Monday, 25 January 2016
Monkey Business (1952)
Director Howard Hawks apparently felt this comedy was not as funny as it should be because the premise was not believable. I think the film's not as funny as it should be because it only has one joke. Or I guess three jokes, if you consider "young people are irrational", "young people are impulsive" and "young people are superficial" to be separate things.
Barnaby Fulton is a research chemist searching for an elixir of youth. He's having only limited success until - for no readily apparent reason - he decides to test this latest formula on himself rather than his usual chimpanzee subjects.
The formula is bitter, so Barnaby takes a drink from the lab's water cooler. Unknown to him, however, one of the chimps made its own elixir and dumped it into said cooler, so he's unwittingly drinking that concoction as well.

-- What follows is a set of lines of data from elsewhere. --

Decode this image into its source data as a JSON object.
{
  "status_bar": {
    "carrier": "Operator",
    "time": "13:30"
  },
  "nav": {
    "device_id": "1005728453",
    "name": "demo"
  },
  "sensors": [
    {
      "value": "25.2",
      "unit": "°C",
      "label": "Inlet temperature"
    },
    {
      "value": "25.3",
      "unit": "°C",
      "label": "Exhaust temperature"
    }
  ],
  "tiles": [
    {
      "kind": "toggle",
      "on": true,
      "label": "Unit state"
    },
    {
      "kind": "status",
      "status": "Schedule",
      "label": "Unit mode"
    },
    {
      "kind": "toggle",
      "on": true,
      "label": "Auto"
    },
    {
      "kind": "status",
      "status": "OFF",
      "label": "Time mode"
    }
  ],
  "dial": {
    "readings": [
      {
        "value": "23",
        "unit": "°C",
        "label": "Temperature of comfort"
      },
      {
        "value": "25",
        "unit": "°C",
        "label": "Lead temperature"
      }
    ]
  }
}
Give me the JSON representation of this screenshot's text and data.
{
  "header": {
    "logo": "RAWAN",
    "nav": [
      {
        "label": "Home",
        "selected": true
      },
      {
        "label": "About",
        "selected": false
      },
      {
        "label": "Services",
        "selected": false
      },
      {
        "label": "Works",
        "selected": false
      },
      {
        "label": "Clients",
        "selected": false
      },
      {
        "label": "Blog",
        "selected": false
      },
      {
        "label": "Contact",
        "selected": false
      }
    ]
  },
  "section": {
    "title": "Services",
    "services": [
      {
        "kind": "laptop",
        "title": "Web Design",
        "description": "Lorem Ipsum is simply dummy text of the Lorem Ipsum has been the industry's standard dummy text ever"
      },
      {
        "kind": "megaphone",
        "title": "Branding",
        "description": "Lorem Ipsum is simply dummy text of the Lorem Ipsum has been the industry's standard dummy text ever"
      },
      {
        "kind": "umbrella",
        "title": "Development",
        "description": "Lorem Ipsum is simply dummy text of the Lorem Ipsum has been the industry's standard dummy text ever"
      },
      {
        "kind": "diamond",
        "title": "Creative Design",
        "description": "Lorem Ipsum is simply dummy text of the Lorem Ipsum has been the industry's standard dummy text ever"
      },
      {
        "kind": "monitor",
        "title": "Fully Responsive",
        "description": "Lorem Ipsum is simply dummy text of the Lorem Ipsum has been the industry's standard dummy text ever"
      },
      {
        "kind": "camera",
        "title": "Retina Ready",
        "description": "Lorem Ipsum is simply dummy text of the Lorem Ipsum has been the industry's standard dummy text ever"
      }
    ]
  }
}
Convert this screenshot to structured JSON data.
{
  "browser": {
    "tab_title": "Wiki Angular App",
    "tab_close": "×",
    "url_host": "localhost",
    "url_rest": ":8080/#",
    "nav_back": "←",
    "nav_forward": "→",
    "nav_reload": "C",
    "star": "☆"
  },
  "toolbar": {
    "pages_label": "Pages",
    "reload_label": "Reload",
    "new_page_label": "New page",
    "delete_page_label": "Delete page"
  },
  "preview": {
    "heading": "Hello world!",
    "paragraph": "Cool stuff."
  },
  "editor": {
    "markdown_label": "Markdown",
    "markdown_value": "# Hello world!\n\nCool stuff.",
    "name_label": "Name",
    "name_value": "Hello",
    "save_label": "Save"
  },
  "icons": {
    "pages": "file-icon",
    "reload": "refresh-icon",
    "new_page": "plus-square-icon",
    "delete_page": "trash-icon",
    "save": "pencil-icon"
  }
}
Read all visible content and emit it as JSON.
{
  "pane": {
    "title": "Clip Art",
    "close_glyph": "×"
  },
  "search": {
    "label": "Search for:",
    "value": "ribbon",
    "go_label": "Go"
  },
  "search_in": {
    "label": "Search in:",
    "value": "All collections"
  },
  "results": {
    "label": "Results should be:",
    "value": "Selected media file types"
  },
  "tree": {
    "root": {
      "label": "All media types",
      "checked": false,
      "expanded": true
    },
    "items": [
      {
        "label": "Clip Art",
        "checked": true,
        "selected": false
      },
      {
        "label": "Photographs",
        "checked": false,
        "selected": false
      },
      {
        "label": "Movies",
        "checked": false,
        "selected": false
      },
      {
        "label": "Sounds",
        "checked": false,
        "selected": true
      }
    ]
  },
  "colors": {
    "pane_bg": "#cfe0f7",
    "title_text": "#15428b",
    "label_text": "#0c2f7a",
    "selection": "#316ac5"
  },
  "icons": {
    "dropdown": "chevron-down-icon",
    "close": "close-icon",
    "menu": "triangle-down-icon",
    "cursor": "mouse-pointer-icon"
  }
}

The results, of course, are miraculous: he finds the aches and pains of his middle-aged body are gone, and his eyesight is as sharp as when he was twenty. And then he goes out and buys flash clothes and a fast car and goes roller-skating with Marilyn Monroe. As you do.
Despite nearly crashing his new car multiple times when his eyesight fades again, and leaving himself very sore from all his escapades, Fulton plans to take an even larger dose of the formula as a second test (I guess being irrational and impulsive is not purely the province of the young), but his wife intercedes and takes the dose in his place - and once more, drinks from the cooler to wash away the taste.
And thus the pattern of the film is established: someone unwittingly drinks the chimp's formula, regresses to an age between 5 and 15, and "shenanigans" ensue. It's honestly a all rather tiresome, despite the gallant effort of stars Cary Grant and Ginger Rogers.
Not much to recommend here.